* _Activity_
Starting from the first line below, count every line holding the word "Juli", then state the total alone.

◆ ◆ ◆ ◆ ◆

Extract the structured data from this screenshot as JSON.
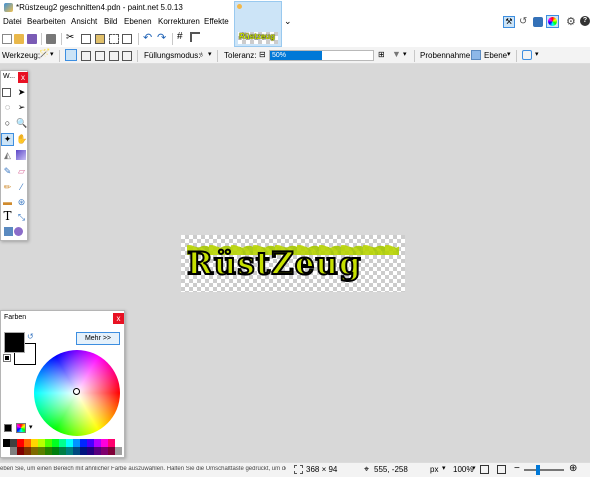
{
  "window": {
    "title": "*Rüstzeug2 geschnitten4.pdn - paint.net 5.0.13",
    "minimize": "—",
    "maximize": "☐",
    "close": "✕"
  },
  "menu": [
    "Datei",
    "Bearbeiten",
    "Ansicht",
    "Bild",
    "Ebenen",
    "Korrekturen",
    "Effekte"
  ],
  "tab": {
    "thumb_text": "Rüstzeug",
    "dropdown": "⌄"
  },
  "tool_options": {
    "tool_label": "Werkzeug:",
    "fill_mode_label": "Füllungsmodus:",
    "tolerance_label": "Toleranz:",
    "tolerance_value": "50%",
    "tolerance_percent": 50,
    "sampling_label": "Probennahme:",
    "sampling_value": "Ebene"
  },
  "tools_window": {
    "title": "W...",
    "close": "x"
  },
  "colors_window": {
    "title": "Farben",
    "close": "x",
    "more_button": "Mehr >>"
  },
  "canvas": {
    "text": "RüstZeug"
  },
  "status": {
    "hint": "eben Sie, um einen Bereich mit ähnlicher Farbe auszuwählen. Halten Sie die Umschalttaste gedrückt, um den globalen Modus zu aktivieren.",
    "size": "368 × 94",
    "position": "555, -258",
    "unit": "px",
    "zoom": "100%"
  },
  "colors": {
    "accent": "#0078d7",
    "close_red": "#e81123",
    "primary": "#000000",
    "secondary": "#ffffff",
    "text_fill": "#c6e000",
    "flame": "#aacc00"
  }
}
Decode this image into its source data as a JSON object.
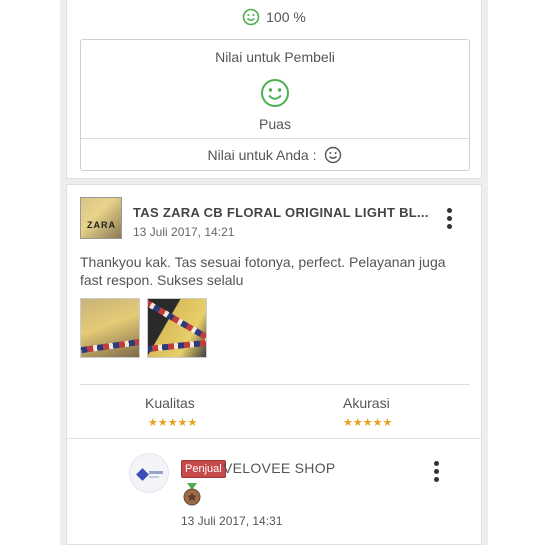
{
  "summary": {
    "percent": "100 %",
    "rating_box": {
      "buyer_label": "Nilai untuk Pembeli",
      "buyer_value": "Puas",
      "you_label": "Nilai untuk Anda :"
    }
  },
  "review": {
    "product_title": "TAS ZARA CB FLORAL ORIGINAL LIGHT BL...",
    "product_thumb_text": "ZARA",
    "date": "13 Juli 2017, 14:21",
    "text": "Thankyou kak. Tas sesuai fotonya, perfect. Pelayanan juga fast respon. Sukses selalu",
    "photo_count": 2,
    "scores": [
      {
        "label": "Kualitas",
        "stars": "★★★★★",
        "rating": 5
      },
      {
        "label": "Akurasi",
        "stars": "★★★★★",
        "rating": 5
      }
    ],
    "reply": {
      "badge": "Penjual",
      "seller_name": "VELOVEE SHOP",
      "date": "13 Juli 2017, 14:31"
    }
  },
  "colors": {
    "smile_green": "#4caf50",
    "star_orange": "#e7a21a",
    "badge_red": "#c74a4a"
  },
  "icons": [
    "smile-icon",
    "more-vert-icon",
    "medal-icon",
    "seller-logo"
  ]
}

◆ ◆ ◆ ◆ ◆

* _Response box_
2